• _TASK OBJECTIVE_:
Please retype all the data below exactly, line for line.

_ _ _ _

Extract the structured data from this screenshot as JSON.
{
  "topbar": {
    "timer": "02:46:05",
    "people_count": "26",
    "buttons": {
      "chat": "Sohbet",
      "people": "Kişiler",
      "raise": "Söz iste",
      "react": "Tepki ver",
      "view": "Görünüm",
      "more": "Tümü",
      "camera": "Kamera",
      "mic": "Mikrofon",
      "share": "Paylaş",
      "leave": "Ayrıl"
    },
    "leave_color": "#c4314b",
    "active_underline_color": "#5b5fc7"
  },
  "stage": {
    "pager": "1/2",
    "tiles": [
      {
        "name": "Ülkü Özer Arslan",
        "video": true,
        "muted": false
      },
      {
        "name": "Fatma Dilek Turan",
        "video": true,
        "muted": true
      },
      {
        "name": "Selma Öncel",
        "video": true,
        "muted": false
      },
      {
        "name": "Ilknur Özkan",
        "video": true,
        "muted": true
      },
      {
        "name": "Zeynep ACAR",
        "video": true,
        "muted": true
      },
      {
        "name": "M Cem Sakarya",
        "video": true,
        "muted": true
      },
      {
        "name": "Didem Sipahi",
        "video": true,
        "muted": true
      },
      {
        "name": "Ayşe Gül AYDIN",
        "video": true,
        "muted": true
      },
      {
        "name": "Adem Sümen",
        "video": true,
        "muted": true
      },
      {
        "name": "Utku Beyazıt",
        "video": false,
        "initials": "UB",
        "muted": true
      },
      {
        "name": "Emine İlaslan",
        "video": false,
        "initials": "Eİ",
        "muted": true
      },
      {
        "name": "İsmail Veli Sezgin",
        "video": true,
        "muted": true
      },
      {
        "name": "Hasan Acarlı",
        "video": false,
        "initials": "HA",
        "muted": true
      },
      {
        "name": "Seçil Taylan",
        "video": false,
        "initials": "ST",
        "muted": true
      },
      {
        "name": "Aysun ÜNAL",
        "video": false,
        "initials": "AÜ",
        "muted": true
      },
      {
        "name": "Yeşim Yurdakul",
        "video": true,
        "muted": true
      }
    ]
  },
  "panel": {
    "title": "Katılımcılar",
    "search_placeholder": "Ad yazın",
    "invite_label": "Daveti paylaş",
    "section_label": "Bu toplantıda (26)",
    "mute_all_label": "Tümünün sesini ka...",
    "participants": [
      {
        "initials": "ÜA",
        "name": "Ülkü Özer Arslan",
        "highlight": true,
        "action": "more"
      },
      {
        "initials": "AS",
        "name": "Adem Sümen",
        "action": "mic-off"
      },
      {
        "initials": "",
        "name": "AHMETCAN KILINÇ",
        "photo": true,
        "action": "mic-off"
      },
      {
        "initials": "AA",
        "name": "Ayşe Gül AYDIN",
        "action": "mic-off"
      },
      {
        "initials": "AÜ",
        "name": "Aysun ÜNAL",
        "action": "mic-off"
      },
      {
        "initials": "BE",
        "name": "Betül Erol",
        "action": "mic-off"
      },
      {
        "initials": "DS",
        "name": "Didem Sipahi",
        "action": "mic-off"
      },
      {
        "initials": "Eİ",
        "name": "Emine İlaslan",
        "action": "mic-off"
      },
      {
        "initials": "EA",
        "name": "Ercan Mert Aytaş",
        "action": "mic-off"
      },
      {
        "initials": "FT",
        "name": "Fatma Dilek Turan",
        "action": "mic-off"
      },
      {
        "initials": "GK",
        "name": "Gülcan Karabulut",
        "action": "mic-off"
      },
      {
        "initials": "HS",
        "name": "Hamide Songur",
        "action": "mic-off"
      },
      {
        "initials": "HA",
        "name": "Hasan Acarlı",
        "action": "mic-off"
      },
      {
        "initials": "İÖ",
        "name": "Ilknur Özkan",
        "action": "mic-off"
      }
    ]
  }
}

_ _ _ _

• _YOUR RESPONSE_:
Extract the structured data from this screenshot as JSON.
{
  "topbar": {
    "timer": "02:46:05",
    "people_count": "26",
    "buttons": {
      "chat": "Sohbet",
      "people": "Kişiler",
      "raise": "Söz iste",
      "react": "Tepki ver",
      "view": "Görünüm",
      "more": "Tümü",
      "camera": "Kamera",
      "mic": "Mikrofon",
      "share": "Paylaş",
      "leave": "Ayrıl"
    },
    "leave_color": "#c4314b",
    "active_underline_color": "#5b5fc7"
  },
  "stage": {
    "pager": "1/2",
    "tiles": [
      {
        "name": "Ülkü Özer Arslan",
        "video": true,
        "muted": false
      },
      {
        "name": "Fatma Dilek Turan",
        "video": true,
        "muted": true
      },
      {
        "name": "Selma Öncel",
        "video": true,
        "muted": false
      },
      {
        "name": "Ilknur Özkan",
        "video": true,
        "muted": true
      },
      {
        "name": "Zeynep ACAR",
        "video": true,
        "muted": true
      },
      {
        "name": "M Cem Sakarya",
        "video": true,
        "muted": true
      },
      {
        "name": "Didem Sipahi",
        "video": true,
        "muted": true
      },
      {
        "name": "Ayşe Gül AYDIN",
        "video": true,
        "muted": true
      },
      {
        "name": "Adem Sümen",
        "video": true,
        "muted": true
      },
      {
        "name": "Utku Beyazıt",
        "video": false,
        "initials": "UB",
        "muted": true
      },
      {
        "name": "Emine İlaslan",
        "video": false,
        "initials": "Eİ",
        "muted": true
      },
      {
        "name": "İsmail Veli Sezgin",
        "video": true,
        "muted": true
      },
      {
        "name": "Hasan Acarlı",
        "video": false,
        "initials": "HA",
        "muted": true
      },
      {
        "name": "Seçil Taylan",
        "video": false,
        "initials": "ST",
        "muted": true
      },
      {
        "name": "Aysun ÜNAL",
        "video": false,
        "initials": "AÜ",
        "muted": true
      },
      {
        "name": "Yeşim Yurdakul",
        "video": true,
        "muted": true
      }
    ]
  },
  "panel": {
    "title": "Katılımcılar",
    "search_placeholder": "Ad yazın",
    "invite_label": "Daveti paylaş",
    "section_label": "Bu toplantıda (26)",
    "mute_all_label": "Tümünün sesini ka...",
    "participants": [
      {
        "initials": "ÜA",
        "name": "Ülkü Özer Arslan",
        "highlight": true,
        "action": "more"
      },
      {
        "initials": "AS",
        "name": "Adem Sümen",
        "action": "mic-off"
      },
      {
        "initials": "",
        "name": "AHMETCAN KILINÇ",
        "photo": true,
        "action": "mic-off"
      },
      {
        "initials": "AA",
        "name": "Ayşe Gül AYDIN",
        "action": "mic-off"
      },
      {
        "initials": "AÜ",
        "name": "Aysun ÜNAL",
        "action": "mic-off"
      },
      {
        "initials": "BE",
        "name": "Betül Erol",
        "action": "mic-off"
      },
      {
        "initials": "DS",
        "name": "Didem Sipahi",
        "action": "mic-off"
      },
      {
        "initials": "Eİ",
        "name": "Emine İlaslan",
        "action": "mic-off"
      },
      {
        "initials": "EA",
        "name": "Ercan Mert Aytaş",
        "action": "mic-off"
      },
      {
        "initials": "FT",
        "name": "Fatma Dilek Turan",
        "action": "mic-off"
      },
      {
        "initials": "GK",
        "name": "Gülcan Karabulut",
        "action": "mic-off"
      },
      {
        "initials": "HS",
        "name": "Hamide Songur",
        "action": "mic-off"
      },
      {
        "initials": "HA",
        "name": "Hasan Acarlı",
        "action": "mic-off"
      },
      {
        "initials": "İÖ",
        "name": "Ilknur Özkan",
        "action": "mic-off"
      }
    ]
  }
}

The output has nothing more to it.